Solitary, rich magenta flowers on hairy stems, with turquoise central anthers . Leaves circular in outline, deeply lobed, bright green.
Beautiful magenta flowers with rich green leaves make this a gorgeous wild plant whose beauty is further enhanced against the back drop of limestone in the Burren. Turquoise anthers in the centre of the flower are an added delight to its overall colour. It’s green leaves turn rich red in the Autumn months.
Uses and other points of interest:
Geranium sanguineum is one of the Burren plants regarded as having a Mediterranean distribution outside of Ireland and Britain

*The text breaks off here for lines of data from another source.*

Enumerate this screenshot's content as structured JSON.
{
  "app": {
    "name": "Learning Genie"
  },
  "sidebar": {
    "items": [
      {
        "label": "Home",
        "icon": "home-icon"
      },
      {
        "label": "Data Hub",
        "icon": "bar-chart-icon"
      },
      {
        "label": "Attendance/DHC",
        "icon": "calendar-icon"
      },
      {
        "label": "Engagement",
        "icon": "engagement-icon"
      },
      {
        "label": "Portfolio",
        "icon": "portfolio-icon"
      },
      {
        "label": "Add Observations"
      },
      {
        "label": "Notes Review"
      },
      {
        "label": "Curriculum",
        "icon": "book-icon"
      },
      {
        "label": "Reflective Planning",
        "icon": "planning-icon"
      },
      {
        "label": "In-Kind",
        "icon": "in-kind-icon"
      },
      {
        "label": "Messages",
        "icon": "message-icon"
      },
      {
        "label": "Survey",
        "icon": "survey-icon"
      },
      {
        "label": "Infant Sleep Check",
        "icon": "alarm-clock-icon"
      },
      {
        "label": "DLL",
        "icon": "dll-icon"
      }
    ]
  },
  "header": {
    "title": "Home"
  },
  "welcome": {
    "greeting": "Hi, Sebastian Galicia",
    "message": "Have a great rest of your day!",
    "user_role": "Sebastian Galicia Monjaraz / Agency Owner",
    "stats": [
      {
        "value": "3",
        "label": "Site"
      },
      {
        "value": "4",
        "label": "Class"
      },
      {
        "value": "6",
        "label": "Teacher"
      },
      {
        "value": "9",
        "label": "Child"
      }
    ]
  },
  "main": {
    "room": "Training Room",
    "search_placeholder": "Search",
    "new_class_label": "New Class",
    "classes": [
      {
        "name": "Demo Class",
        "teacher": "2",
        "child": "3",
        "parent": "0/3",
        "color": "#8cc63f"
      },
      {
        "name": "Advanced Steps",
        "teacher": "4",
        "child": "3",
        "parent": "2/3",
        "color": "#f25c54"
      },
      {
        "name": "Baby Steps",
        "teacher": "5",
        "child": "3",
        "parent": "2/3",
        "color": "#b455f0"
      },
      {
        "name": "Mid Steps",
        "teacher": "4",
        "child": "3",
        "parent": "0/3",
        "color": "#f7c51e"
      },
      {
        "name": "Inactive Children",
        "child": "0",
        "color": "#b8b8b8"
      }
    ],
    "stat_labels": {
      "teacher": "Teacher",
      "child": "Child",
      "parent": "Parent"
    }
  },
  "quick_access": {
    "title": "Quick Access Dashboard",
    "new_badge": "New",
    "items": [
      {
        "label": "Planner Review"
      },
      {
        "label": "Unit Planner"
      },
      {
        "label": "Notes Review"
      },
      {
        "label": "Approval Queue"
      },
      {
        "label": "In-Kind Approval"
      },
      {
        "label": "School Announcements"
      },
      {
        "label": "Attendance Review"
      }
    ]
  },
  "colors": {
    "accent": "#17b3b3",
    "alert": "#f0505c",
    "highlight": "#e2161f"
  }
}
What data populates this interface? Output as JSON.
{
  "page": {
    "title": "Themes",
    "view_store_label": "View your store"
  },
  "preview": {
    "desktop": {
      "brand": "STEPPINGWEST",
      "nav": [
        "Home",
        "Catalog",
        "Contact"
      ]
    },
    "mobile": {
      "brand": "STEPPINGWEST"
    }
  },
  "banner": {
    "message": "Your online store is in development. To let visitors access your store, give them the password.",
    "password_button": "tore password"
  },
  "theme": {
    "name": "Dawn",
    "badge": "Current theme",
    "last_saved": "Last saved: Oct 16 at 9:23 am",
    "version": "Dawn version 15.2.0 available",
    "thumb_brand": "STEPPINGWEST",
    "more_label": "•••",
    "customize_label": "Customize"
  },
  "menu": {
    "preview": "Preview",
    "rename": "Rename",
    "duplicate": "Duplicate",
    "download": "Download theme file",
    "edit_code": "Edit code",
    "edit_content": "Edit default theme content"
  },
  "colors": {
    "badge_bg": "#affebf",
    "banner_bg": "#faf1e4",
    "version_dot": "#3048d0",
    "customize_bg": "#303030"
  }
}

The specific Latin name ‘sanguineum’ means blood-red a direct reference to the plants bright ‘blood-red’ colour ( the flower is more in tune with shades of purple rather than red, however its bright green leaves turn vivid red during the Autumn months )
The fruit bear long persistent styles which lend themselves to the name cranesbill an allusion to the resemblance of the fruit to the elongated beak of a crane or stork. The genus name Geranium derives from Greek ‘geranos’ meaning ‘crane’.
Similar to its relative Geranium robertianum –(Herb- Robert), bloody crane’s-bill has been used in the past in Ireland for the treatment of urinary disorders in both humans and animals
Gardeners like to cultivate this plant for use in rockeries and herbaceous borders.
This highly attractive flower is a personal favourite amongst the many beautiful wild flowers of the Burren. The plant that keeps on giving. Bloody crane’s -bill provides colour to light up the Burren landscape from late Spring through to the Autumn when the sight of its lovely red foliage gives an added boost before the onset of winter
Abundant throughout the Burren